**What needs to be done:**
Leave the images behind and copy every record exactly.

**Stored data entries:**
==*==

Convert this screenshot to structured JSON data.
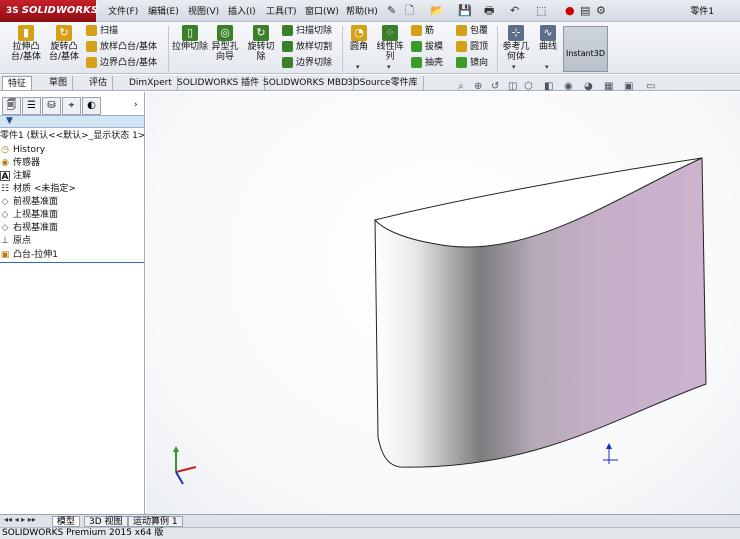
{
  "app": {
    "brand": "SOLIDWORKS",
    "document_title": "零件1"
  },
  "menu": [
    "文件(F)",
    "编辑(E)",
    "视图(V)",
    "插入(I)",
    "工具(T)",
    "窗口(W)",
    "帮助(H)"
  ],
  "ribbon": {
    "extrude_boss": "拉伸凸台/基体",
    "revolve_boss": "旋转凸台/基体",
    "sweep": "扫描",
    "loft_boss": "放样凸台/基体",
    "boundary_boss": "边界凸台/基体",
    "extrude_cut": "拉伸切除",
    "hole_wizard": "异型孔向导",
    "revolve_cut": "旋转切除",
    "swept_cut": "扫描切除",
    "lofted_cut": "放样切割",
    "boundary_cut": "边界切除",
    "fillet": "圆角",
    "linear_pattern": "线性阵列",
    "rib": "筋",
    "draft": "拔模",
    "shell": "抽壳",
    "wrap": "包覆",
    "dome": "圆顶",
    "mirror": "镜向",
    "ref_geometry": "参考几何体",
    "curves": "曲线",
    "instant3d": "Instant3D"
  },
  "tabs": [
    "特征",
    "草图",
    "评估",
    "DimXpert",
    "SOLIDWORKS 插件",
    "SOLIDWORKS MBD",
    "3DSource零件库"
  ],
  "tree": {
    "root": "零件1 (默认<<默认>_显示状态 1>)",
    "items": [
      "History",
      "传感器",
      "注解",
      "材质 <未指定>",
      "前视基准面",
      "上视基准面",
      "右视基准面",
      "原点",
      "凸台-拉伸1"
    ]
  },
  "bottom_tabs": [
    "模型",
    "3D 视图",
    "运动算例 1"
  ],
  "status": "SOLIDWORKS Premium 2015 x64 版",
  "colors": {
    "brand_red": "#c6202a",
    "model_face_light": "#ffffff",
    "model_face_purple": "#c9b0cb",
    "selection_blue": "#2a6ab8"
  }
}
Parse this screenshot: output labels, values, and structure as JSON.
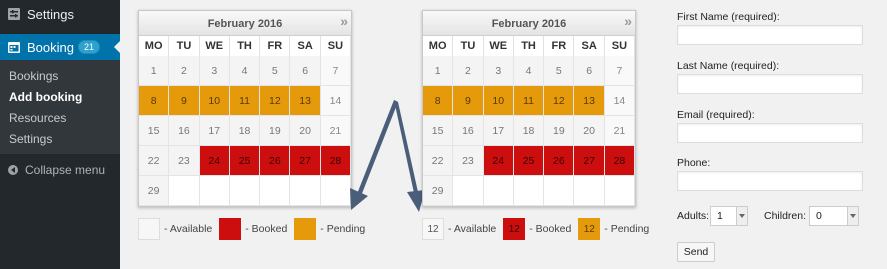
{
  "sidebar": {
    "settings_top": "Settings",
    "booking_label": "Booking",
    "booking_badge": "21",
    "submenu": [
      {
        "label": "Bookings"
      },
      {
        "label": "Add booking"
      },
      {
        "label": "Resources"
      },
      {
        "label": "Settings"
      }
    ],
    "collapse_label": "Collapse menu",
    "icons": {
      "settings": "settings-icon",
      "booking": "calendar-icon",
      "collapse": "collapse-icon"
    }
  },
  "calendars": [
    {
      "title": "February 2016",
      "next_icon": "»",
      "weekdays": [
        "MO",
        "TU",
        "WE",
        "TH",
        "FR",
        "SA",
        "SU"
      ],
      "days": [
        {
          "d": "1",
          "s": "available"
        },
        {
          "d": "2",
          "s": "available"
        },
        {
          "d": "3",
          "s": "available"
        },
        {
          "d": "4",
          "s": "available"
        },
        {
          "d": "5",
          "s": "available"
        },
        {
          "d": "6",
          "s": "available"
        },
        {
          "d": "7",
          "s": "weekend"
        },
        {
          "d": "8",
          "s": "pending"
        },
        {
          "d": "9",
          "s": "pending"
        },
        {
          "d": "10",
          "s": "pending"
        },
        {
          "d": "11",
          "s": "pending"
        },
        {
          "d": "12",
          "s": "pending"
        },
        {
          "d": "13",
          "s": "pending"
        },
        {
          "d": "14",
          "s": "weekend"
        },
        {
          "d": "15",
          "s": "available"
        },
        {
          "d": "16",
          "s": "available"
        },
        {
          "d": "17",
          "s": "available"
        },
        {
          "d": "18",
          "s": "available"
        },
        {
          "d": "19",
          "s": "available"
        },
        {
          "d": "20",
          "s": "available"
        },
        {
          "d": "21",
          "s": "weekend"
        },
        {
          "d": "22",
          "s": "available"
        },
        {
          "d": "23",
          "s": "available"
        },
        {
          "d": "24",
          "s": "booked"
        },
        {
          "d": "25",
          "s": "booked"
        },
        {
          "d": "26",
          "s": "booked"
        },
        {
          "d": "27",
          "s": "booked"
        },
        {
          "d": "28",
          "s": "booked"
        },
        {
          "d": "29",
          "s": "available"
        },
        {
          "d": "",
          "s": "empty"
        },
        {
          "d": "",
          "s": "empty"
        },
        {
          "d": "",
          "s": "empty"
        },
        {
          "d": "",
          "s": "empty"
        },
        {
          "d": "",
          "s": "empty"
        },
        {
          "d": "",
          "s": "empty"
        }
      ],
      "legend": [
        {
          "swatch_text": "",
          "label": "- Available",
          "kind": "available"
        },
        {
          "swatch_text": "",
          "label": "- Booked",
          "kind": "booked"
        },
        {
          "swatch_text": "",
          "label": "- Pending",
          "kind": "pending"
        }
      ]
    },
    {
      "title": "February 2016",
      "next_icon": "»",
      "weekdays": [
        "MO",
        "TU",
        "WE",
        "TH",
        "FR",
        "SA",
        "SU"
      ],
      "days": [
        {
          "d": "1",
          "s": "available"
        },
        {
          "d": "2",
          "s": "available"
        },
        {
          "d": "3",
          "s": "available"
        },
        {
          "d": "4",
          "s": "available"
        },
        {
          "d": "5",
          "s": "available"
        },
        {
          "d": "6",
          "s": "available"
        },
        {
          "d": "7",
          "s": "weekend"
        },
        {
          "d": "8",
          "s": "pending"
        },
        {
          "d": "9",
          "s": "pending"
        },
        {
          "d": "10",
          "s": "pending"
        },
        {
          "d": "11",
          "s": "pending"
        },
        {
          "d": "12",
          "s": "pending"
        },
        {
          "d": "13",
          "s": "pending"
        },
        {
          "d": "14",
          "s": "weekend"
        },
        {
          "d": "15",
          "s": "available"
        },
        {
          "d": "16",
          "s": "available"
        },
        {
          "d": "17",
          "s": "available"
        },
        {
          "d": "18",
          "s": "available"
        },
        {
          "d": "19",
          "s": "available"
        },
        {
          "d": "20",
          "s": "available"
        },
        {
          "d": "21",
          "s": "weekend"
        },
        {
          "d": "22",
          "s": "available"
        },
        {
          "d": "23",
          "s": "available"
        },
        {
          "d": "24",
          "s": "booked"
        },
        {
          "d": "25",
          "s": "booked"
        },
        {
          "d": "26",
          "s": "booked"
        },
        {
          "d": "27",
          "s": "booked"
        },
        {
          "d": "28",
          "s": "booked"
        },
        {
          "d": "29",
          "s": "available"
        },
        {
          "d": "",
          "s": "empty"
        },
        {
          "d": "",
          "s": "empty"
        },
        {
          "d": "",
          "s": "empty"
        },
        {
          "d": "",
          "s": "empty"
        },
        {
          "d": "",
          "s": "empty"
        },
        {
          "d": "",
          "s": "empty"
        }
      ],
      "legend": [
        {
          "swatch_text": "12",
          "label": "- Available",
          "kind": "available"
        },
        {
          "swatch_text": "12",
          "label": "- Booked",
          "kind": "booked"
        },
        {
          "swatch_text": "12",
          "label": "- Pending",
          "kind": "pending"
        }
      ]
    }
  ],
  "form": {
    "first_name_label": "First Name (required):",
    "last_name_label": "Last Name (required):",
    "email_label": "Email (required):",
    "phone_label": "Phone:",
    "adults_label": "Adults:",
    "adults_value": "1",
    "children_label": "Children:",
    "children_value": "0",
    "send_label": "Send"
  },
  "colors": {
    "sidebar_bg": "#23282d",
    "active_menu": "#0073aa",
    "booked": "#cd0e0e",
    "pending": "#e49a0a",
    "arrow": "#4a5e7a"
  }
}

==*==

**Output of the exercise:**
Convert this screenshot to structured JSON data.
{
  "app": {
    "brand": "SOLIDWORKS",
    "document_title": "零件1"
  },
  "menu": [
    "文件(F)",
    "编辑(E)",
    "视图(V)",
    "插入(I)",
    "工具(T)",
    "窗口(W)",
    "帮助(H)"
  ],
  "ribbon": {
    "extrude_boss": "拉伸凸台/基体",
    "revolve_boss": "旋转凸台/基体",
    "sweep": "扫描",
    "loft_boss": "放样凸台/基体",
    "boundary_boss": "边界凸台/基体",
    "extrude_cut": "拉伸切除",
    "hole_wizard": "异型孔向导",
    "revolve_cut": "旋转切除",
    "swept_cut": "扫描切除",
    "lofted_cut": "放样切割",
    "boundary_cut": "边界切除",
    "fillet": "圆角",
    "linear_pattern": "线性阵列",
    "rib": "筋",
    "draft": "拔模",
    "shell": "抽壳",
    "wrap": "包覆",
    "dome": "圆顶",
    "mirror": "镜向",
    "ref_geometry": "参考几何体",
    "curves": "曲线",
    "instant3d": "Instant3D"
  },
  "tabs": [
    "特征",
    "草图",
    "评估",
    "DimXpert",
    "SOLIDWORKS 插件",
    "SOLIDWORKS MBD",
    "3DSource零件库"
  ],
  "tree": {
    "root": "零件1 (默认<<默认>_显示状态 1>)",
    "items": [
      "History",
      "传感器",
      "注解",
      "材质 <未指定>",
      "前视基准面",
      "上视基准面",
      "右视基准面",
      "原点",
      "凸台-拉伸1"
    ]
  },
  "bottom_tabs": [
    "模型",
    "3D 视图",
    "运动算例 1"
  ],
  "status": "SOLIDWORKS Premium 2015 x64 版",
  "colors": {
    "brand_red": "#c6202a",
    "model_face_light": "#ffffff",
    "model_face_purple": "#c9b0cb",
    "selection_blue": "#2a6ab8"
  }
}
Parse this screenshot: output labels, values, and structure as JSON.
{
  "sidebar": {
    "settings_top": "Settings",
    "booking_label": "Booking",
    "booking_badge": "21",
    "submenu": [
      {
        "label": "Bookings"
      },
      {
        "label": "Add booking"
      },
      {
        "label": "Resources"
      },
      {
        "label": "Settings"
      }
    ],
    "collapse_label": "Collapse menu",
    "icons": {
      "settings": "settings-icon",
      "booking": "calendar-icon",
      "collapse": "collapse-icon"
    }
  },
  "calendars": [
    {
      "title": "February 2016",
      "next_icon": "»",
      "weekdays": [
        "MO",
        "TU",
        "WE",
        "TH",
        "FR",
        "SA",
        "SU"
      ],
      "days": [
        {
          "d": "1",
          "s": "available"
        },
        {
          "d": "2",
          "s": "available"
        },
        {
          "d": "3",
          "s": "available"
        },
        {
          "d": "4",
          "s": "available"
        },
        {
          "d": "5",
          "s": "available"
        },
        {
          "d": "6",
          "s": "available"
        },
        {
          "d": "7",
          "s": "weekend"
        },
        {
          "d": "8",
          "s": "pending"
        },
        {
          "d": "9",
          "s": "pending"
        },
        {
          "d": "10",
          "s": "pending"
        },
        {
          "d": "11",
          "s": "pending"
        },
        {
          "d": "12",
          "s": "pending"
        },
        {
          "d": "13",
          "s": "pending"
        },
        {
          "d": "14",
          "s": "weekend"
        },
        {
          "d": "15",
          "s": "available"
        },
        {
          "d": "16",
          "s": "available"
        },
        {
          "d": "17",
          "s": "available"
        },
        {
          "d": "18",
          "s": "available"
        },
        {
          "d": "19",
          "s": "available"
        },
        {
          "d": "20",
          "s": "available"
        },
        {
          "d": "21",
          "s": "weekend"
        },
        {
          "d": "22",
          "s": "available"
        },
        {
          "d": "23",
          "s": "available"
        },
        {
          "d": "24",
          "s": "booked"
        },
        {
          "d": "25",
          "s": "booked"
        },
        {
          "d": "26",
          "s": "booked"
        },
        {
          "d": "27",
          "s": "booked"
        },
        {
          "d": "28",
          "s": "booked"
        },
        {
          "d": "29",
          "s": "available"
        },
        {
          "d": "",
          "s": "empty"
        },
        {
          "d": "",
          "s": "empty"
        },
        {
          "d": "",
          "s": "empty"
        },
        {
          "d": "",
          "s": "empty"
        },
        {
          "d": "",
          "s": "empty"
        },
        {
          "d": "",
          "s": "empty"
        }
      ],
      "legend": [
        {
          "swatch_text": "",
          "label": "- Available",
          "kind": "available"
        },
        {
          "swatch_text": "",
          "label": "- Booked",
          "kind": "booked"
        },
        {
          "swatch_text": "",
          "label": "- Pending",
          "kind": "pending"
        }
      ]
    },
    {
      "title": "February 2016",
      "next_icon": "»",
      "weekdays": [
        "MO",
        "TU",
        "WE",
        "TH",
        "FR",
        "SA",
        "SU"
      ],
      "days": [
        {
          "d": "1",
          "s": "available"
        },
        {
          "d": "2",
          "s": "available"
        },
        {
          "d": "3",
          "s": "available"
        },
        {
          "d": "4",
          "s": "available"
        },
        {
          "d": "5",
          "s": "available"
        },
        {
          "d": "6",
          "s": "available"
        },
        {
          "d": "7",
          "s": "weekend"
        },
        {
          "d": "8",
          "s": "pending"
        },
        {
          "d": "9",
          "s": "pending"
        },
        {
          "d": "10",
          "s": "pending"
        },
        {
          "d": "11",
          "s": "pending"
        },
        {
          "d": "12",
          "s": "pending"
        },
        {
          "d": "13",
          "s": "pending"
        },
        {
          "d": "14",
          "s": "weekend"
        },
        {
          "d": "15",
          "s": "available"
        },
        {
          "d": "16",
          "s": "available"
        },
        {
          "d": "17",
          "s": "available"
        },
        {
          "d": "18",
          "s": "available"
        },
        {
          "d": "19",
          "s": "available"
        },
        {
          "d": "20",
          "s": "available"
        },
        {
          "d": "21",
          "s": "weekend"
        },
        {
          "d": "22",
          "s": "available"
        },
        {
          "d": "23",
          "s": "available"
        },
        {
          "d": "24",
          "s": "booked"
        },
        {
          "d": "25",
          "s": "booked"
        },
        {
          "d": "26",
          "s": "booked"
        },
        {
          "d": "27",
          "s": "booked"
        },
        {
          "d": "28",
          "s": "booked"
        },
        {
          "d": "29",
          "s": "available"
        },
        {
          "d": "",
          "s": "empty"
        },
        {
          "d": "",
          "s": "empty"
        },
        {
          "d": "",
          "s": "empty"
        },
        {
          "d": "",
          "s": "empty"
        },
        {
          "d": "",
          "s": "empty"
        },
        {
          "d": "",
          "s": "empty"
        }
      ],
      "legend": [
        {
          "swatch_text": "12",
          "label": "- Available",
          "kind": "available"
        },
        {
          "swatch_text": "12",
          "label": "- Booked",
          "kind": "booked"
        },
        {
          "swatch_text": "12",
          "label": "- Pending",
          "kind": "pending"
        }
      ]
    }
  ],
  "form": {
    "first_name_label": "First Name (required):",
    "last_name_label": "Last Name (required):",
    "email_label": "Email (required):",
    "phone_label": "Phone:",
    "adults_label": "Adults:",
    "adults_value": "1",
    "children_label": "Children:",
    "children_value": "0",
    "send_label": "Send"
  },
  "colors": {
    "sidebar_bg": "#23282d",
    "active_menu": "#0073aa",
    "booked": "#cd0e0e",
    "pending": "#e49a0a",
    "arrow": "#4a5e7a"
  }
}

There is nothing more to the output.